Association of cannabis with glutamatergic levels in patients with early psychosis: Evidence for altered volume striatal glutamate relationships in patients with a history of cannabis use in early psychosis
Psychosis is a debilitating but quite common mental condition characterized by a disconnection from reality; therefore, multiple ongoing research efforts are dedicated to understanding the mechanism of this disorder. Glutamate is the most abundant excitatory neurotransmitter – chemicals that nerve cells use to send signals to other cells – in the brain and one of its main sites of action is a brain structure known as striatum. Medical research has previously established that psychotic symptoms are related to abnormal glutamate transmission at the striatum.
THC, the main psychoactive compound in cannabis, creates the sense of relaxation and euphoria through binding to and activating the cannabinoid receptor type 1 (CB1), which is very abundant in the brain, especially in the grey matter (neuronal cell body). Because there are widespread neural projections from grey matter regions with high CB1 expression to the striatum, it has been postulated that abnormal glutamate level and distribution pattern may underlie multiple symptoms experienced by patients with a dual diagnosis of psychosis and cannabis use.
Recently, through a large clinical study with four groups: early psychosis patients with and without a history of cannabis use and healthy individuals with and without a history of cannabis use, researchers have found evidence of a significant, unique correlation in early psychosis patients who used cannabis: the more grey matter volume, the higher striatal glutamate level.
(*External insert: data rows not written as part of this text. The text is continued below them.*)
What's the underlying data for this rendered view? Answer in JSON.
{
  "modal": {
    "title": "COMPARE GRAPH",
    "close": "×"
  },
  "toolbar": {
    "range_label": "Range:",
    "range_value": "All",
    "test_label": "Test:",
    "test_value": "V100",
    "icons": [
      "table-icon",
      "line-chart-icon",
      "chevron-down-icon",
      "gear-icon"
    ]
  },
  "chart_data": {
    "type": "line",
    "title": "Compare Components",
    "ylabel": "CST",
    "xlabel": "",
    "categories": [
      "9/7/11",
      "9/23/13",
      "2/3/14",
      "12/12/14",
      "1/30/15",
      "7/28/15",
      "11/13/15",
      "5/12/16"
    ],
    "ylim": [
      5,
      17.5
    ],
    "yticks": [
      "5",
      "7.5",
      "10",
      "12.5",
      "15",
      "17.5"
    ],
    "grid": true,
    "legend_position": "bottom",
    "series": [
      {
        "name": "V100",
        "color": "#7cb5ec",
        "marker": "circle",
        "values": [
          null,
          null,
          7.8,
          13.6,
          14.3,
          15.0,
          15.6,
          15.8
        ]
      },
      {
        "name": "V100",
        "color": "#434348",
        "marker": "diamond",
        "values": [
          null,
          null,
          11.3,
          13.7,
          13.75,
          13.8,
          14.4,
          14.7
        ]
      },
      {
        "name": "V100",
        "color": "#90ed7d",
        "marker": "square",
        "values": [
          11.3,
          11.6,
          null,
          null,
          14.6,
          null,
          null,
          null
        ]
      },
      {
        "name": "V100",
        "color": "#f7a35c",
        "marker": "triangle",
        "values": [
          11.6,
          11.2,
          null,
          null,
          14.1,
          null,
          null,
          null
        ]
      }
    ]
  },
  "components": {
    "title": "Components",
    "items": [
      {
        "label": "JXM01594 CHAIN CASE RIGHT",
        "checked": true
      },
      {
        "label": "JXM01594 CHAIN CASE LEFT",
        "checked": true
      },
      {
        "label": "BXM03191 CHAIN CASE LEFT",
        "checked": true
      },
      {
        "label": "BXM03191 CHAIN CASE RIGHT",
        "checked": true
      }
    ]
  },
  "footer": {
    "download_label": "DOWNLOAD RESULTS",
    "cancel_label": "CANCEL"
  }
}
The causal relationship behind this correlation – whether a history of cannabis use leads to a change in connectivity of these brain regions or the native patterns of some patients’ brains predispose them to heavy cannabis use – remains to be further investigated.